Latest official stats suggest the Chinese economy is on a steady growth within proper range in April, as the National Bureau of Statistics (NBS) briefed on Wednesday.
Steady industrial development
Growth in China’s industrial output settled at 5.4 percent in April as compared to 8.5 percent in the previous month, pointing to overall steadiness in the world’s second-biggest economy fighting against Washington’s hefty tariffs, NBS said in a statement.
In the first four months of 2019, the year-on-year growth rate of industrial output came in at 6.2 percent, in line with a full-year average reading of 2018.
The production and supply of electricity, thermal power, gas, and water went up 9.5 percent year on year in April, while output growth of the mining sector climbed by 2.9 percent, a slight fall of 1.7 percent from March.
Ownership analysis indicated that in the same month, industrial output of state-holding enterprises and share-holding firms went up six percent and 6.3 percent, respectively, compared with a 5.1 percent gain in that of enterprises funded by private investors.
Industrial output, officially called industrial value added, is used to measure the activity of designated large enterprises with an annual turnover of at least 20 million yuan (about 2.9 million U.S. dollars).
Robust growth of online retail sales
China’s online retail sales maintained robust growth over the preceding four months, growing by 17.8 percent from one year earlier at 3.04 trillion yuan (442.79 billion U.S. dollars), with physical commodity sales surging 22.2 percent and accounting for 18.6 percent of the total online sales, according to NBS on Wednesday.
Data also showed consumption in rural areas climbed 7.8 percent last month, outpacing a rise of 7.1 percent in urban regions and the catering industry reported an 8.5-percent year on year increase in revenue.
The retail sales of consumer goods in the first four months saw an eight percent year on year increase in April, reaching 12.84 trillion yuan.
The investment in the first four months remained stable as real estate and fixed-asset (excluding rural household) investment expanded 11.9 and 6.1 percent compared from the same period a year earlier respectively, with the investment in high-tech manufacturing rose by 11.4 percent year-on-year, 5.3 percentage points higher than that of the total investment.
The total value of imports and exports saw continued growth in April at 2.51 trillion yuan, 2.7 percentage points lower than that of the previous month and 6.5 percent higher than that of last year, respectively.
A vibrant economy of China
Some growth figures were seen slightly down compared with those in March, especially the industrial growth which dropped some 3.1 percent point.
NBS spokesperson Liu Aihua explained that’s partly because of China’ largest value-added tax cuts starting April. Manufacturing and high-tech industries are expected to benefit most from that.

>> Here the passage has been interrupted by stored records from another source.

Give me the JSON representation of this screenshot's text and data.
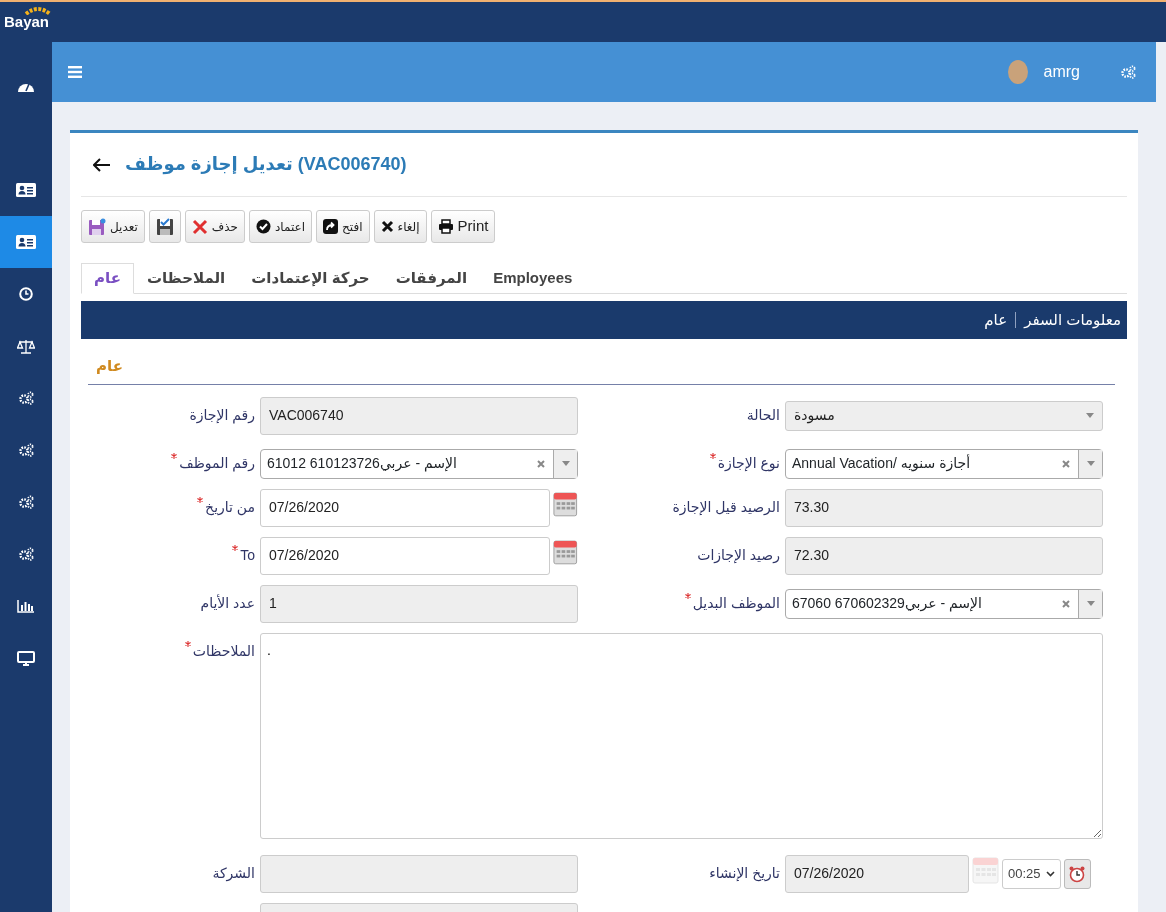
{
  "app": {
    "logo": "Bayan"
  },
  "sidebar": {
    "items": [
      {
        "kind": "dashboard",
        "selected": false
      },
      {
        "kind": "id-card",
        "selected": false
      },
      {
        "kind": "id-card",
        "selected": true
      },
      {
        "kind": "clock",
        "selected": false
      },
      {
        "kind": "scale",
        "selected": false
      },
      {
        "kind": "gears",
        "selected": false
      },
      {
        "kind": "gears",
        "selected": false
      },
      {
        "kind": "gears",
        "selected": false
      },
      {
        "kind": "gears",
        "selected": false
      },
      {
        "kind": "chart",
        "selected": false
      },
      {
        "kind": "monitor",
        "selected": false
      }
    ]
  },
  "header": {
    "user": "amrg"
  },
  "page": {
    "title": "تعديل إجازة موظف (VAC006740)"
  },
  "toolbar": [
    {
      "kind": "print",
      "label": "Print"
    },
    {
      "kind": "cancel",
      "label": "إلغاء"
    },
    {
      "kind": "open",
      "label": "افتح"
    },
    {
      "kind": "approve",
      "label": "اعتماد"
    },
    {
      "kind": "delete",
      "label": "حذف"
    },
    {
      "kind": "save"
    },
    {
      "kind": "edit",
      "label": "تعديل"
    }
  ],
  "tabs": [
    {
      "label": "Employees",
      "selected": false
    },
    {
      "label": "المرفقات",
      "selected": false
    },
    {
      "label": "حركة الإعتمادات",
      "selected": false
    },
    {
      "label": "الملاحظات",
      "selected": false
    },
    {
      "label": "عام",
      "selected": true
    }
  ],
  "section_bar": {
    "items": [
      "معلومات السفر",
      "عام"
    ]
  },
  "section_title": "عام",
  "form_rows": [
    {
      "left": {
        "label": "رقم الإجازة",
        "kind": "readonly",
        "value": "VAC006740",
        "required": false
      },
      "right": {
        "label": "الحالة",
        "kind": "select",
        "value": "مسودة",
        "required": false
      }
    },
    {
      "left": {
        "label": "رقم الموظف",
        "kind": "combo",
        "value": "61012 610123726الإسم - عربي",
        "required": true
      },
      "right": {
        "label": "نوع الإجازة",
        "kind": "combo",
        "value": "Annual Vacation/ أجازة سنويه",
        "required": true
      }
    },
    {
      "left": {
        "label": "من تاريخ",
        "kind": "date",
        "value": "07/26/2020",
        "required": true
      },
      "right": {
        "label": "الرصيد قيل الإجازة",
        "kind": "readonly",
        "value": "73.30",
        "required": false
      }
    },
    {
      "left": {
        "label": "To",
        "kind": "date",
        "value": "07/26/2020",
        "required": true
      },
      "right": {
        "label": "رصيد الإجازات",
        "kind": "readonly",
        "value": "72.30",
        "required": false
      }
    },
    {
      "left": {
        "label": "عدد الأيام",
        "kind": "readonly",
        "value": "1",
        "required": false
      },
      "right": {
        "label": "الموظف البديل",
        "kind": "combo",
        "value": "67060 670602329الإسم - عربي",
        "required": true
      }
    },
    {
      "full": {
        "label": "الملاحظات",
        "kind": "textarea",
        "value": ".",
        "required": true
      }
    },
    {
      "left": {
        "label": "الشركة",
        "kind": "readonly",
        "required": false
      },
      "right": {
        "label": "تاريخ الإنشاء",
        "kind": "datetime",
        "value": "07/26/2020",
        "time": "00:25",
        "required": false
      }
    },
    {
      "left": {
        "kind": "readonly"
      }
    }
  ]
}
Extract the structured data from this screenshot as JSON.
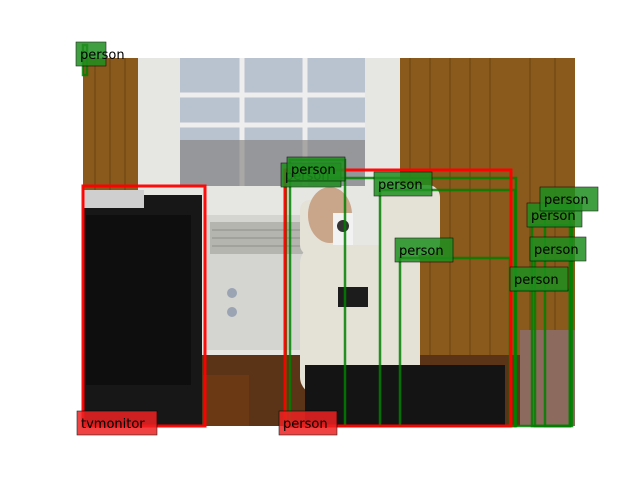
{
  "image": {
    "description_colors": {
      "wall": "#8a5a1c",
      "window_frame": "#e6e6e2",
      "floor": "#5b3417",
      "tv_body": "#171717",
      "shirt": "#e4e1d6",
      "pants": "#141414"
    }
  },
  "detections": {
    "colors": {
      "red": "#ff0000",
      "green": "#008000",
      "red_label_bg": "#ee2222",
      "green_label_bg": "#1f8f1f"
    },
    "labels": [
      {
        "id": "det-0",
        "text": "person",
        "color": "green"
      },
      {
        "id": "det-1",
        "text": "person",
        "color": "green"
      },
      {
        "id": "det-2",
        "text": "person",
        "color": "green"
      },
      {
        "id": "det-3",
        "text": "person",
        "color": "green"
      },
      {
        "id": "det-4",
        "text": "person",
        "color": "green"
      },
      {
        "id": "det-5",
        "text": "person",
        "color": "green"
      },
      {
        "id": "det-6",
        "text": "person",
        "color": "green"
      },
      {
        "id": "det-7",
        "text": "person",
        "color": "green"
      },
      {
        "id": "det-8",
        "text": "person",
        "color": "green"
      },
      {
        "id": "det-9",
        "text": "tvmonitor",
        "color": "red"
      },
      {
        "id": "det-10",
        "text": "person",
        "color": "red"
      }
    ]
  }
}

At the same time, the Chinese economy is growing more vibrant. Data suggests private sectors are gaining more vigor in the first four months with the productivity largely improved.
When talking about whether the escalation of China-U.S. trade frictions and the additional tariffs could impact the Chinese economy, the spokesperson noted the overall growth would not change as the country is more capable to resist external risks. This is due to the better resilience, great vigor and immense potential of the Chinese economy.
China is at the current stage ramping up assistance for the economy via a mixed bag of stimulus policies as uncertainties still loom over global economy, as a result of which the country’s GDP growth stood firm at 6.4 percent in Q1, level with that of Q4 2018 and within the annual government target of 6-6.5 percent.